I hate to waste space and time to you on my blog, but I just had to say my piece about your ridiculous comments on birth control and the recent hearings.
First, the issue is not about giving anyone money. It is about insurance covering FDA approved medications that are legally prescribed by a doctor. Covering any of these medications should be no more controversial than covering those for erectile dysfunction.
It is also not about what we have to pay for as taxpayers. It is about what a “comprehensive medical insurance package” looks like. If employers do not provide this, they are increasing the risk that you and I will indeed end up paying for medical care that could have been avoided through good preventative coverage. For example, not covering cholesterol medications now will lead to expensive heart procedures later.

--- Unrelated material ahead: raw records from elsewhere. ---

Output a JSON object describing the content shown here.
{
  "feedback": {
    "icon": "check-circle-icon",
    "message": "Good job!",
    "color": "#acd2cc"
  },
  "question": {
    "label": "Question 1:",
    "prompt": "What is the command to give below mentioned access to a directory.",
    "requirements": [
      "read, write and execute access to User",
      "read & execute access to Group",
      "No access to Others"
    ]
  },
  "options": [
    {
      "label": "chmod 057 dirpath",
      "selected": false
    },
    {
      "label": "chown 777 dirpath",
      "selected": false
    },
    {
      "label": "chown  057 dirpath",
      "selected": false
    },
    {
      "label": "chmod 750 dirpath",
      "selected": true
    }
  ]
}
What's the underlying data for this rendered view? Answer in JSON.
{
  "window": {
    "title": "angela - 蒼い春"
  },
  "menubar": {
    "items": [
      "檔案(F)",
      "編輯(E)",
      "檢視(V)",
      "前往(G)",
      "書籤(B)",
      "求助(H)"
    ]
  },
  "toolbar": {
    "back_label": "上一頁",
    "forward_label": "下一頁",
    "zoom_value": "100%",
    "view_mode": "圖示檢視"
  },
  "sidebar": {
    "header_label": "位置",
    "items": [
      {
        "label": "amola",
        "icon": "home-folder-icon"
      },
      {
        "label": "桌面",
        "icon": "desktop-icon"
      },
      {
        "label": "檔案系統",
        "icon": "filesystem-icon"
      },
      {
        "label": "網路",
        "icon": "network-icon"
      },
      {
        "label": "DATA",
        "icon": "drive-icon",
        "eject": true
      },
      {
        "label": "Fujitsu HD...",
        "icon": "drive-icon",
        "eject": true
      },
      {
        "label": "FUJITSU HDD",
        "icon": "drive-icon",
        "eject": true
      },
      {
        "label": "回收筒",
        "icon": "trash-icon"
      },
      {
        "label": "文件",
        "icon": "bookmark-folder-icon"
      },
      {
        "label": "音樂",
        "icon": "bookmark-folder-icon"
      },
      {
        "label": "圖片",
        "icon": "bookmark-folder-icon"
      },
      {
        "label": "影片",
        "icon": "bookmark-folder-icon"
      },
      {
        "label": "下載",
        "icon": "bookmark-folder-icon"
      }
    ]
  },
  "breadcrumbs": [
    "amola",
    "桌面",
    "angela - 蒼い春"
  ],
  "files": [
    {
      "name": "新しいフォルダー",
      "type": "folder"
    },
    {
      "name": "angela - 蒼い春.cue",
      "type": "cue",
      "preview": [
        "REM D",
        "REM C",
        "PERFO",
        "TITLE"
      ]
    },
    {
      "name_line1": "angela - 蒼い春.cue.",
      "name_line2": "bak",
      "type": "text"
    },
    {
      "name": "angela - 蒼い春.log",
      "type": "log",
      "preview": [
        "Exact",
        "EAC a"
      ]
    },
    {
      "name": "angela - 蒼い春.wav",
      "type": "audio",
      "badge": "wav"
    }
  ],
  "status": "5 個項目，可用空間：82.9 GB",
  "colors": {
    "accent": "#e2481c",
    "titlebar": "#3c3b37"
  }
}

This isn’t an entitlement issue. University students pay for their medical insurance along with their tuition (I can provide the evidence – my own bills from USC if you like). Employees typically receive their insurance as part of their compensation package, with their “contribution” deducted from their salary). I don’t see the taxpayer involved anywhere here.
It isn’t even about supposedly promiscuous college students. Contraceptive medication is medically indicated for many medical issues, including painful ovarian and menstrual conditions. These same medications would be prescribed even if the woman were a cloistered nun. They must be taken daily to work properly, whether the woman is sexually active or celibate, unlike those for erectile dysfunction. Perhaps your familiarity with Viagra and similar medications is why you jumped to the conclusion that $3000 of medications over 3 years indicates “a lot of sex.”
You indicated that a particular woman’s family should be ashamed of her for her testimony. I submit they should be exceedingly proud. She was standing up for a friend and roommate who required a medical treatment the university was denying, even though the condition and the treatment are typically taboo.
Further, it is not about freedom of religion. Employers do not have the right to dictate their religious views to their employees. There are limited exceptions such as churches, but the idea is this: simply because an organization has some connection to a church does not make it exempt from labor laws. Do we allow employers to object “morally” to laws regarding rest and lunch breaks? Can they say their religion forbids them to pay overtime or a minimum wage? Can they ignore occupational health and safety regulations?
The important point is this: the patient, due to the university’s refusal to cover an FDA approved medication, required painful and expensive SURGERY. Medically and economically, this was an unacceptable outcome. This is what health care reform is about; recognizing that an ounce of prevention is worth a pound of cure.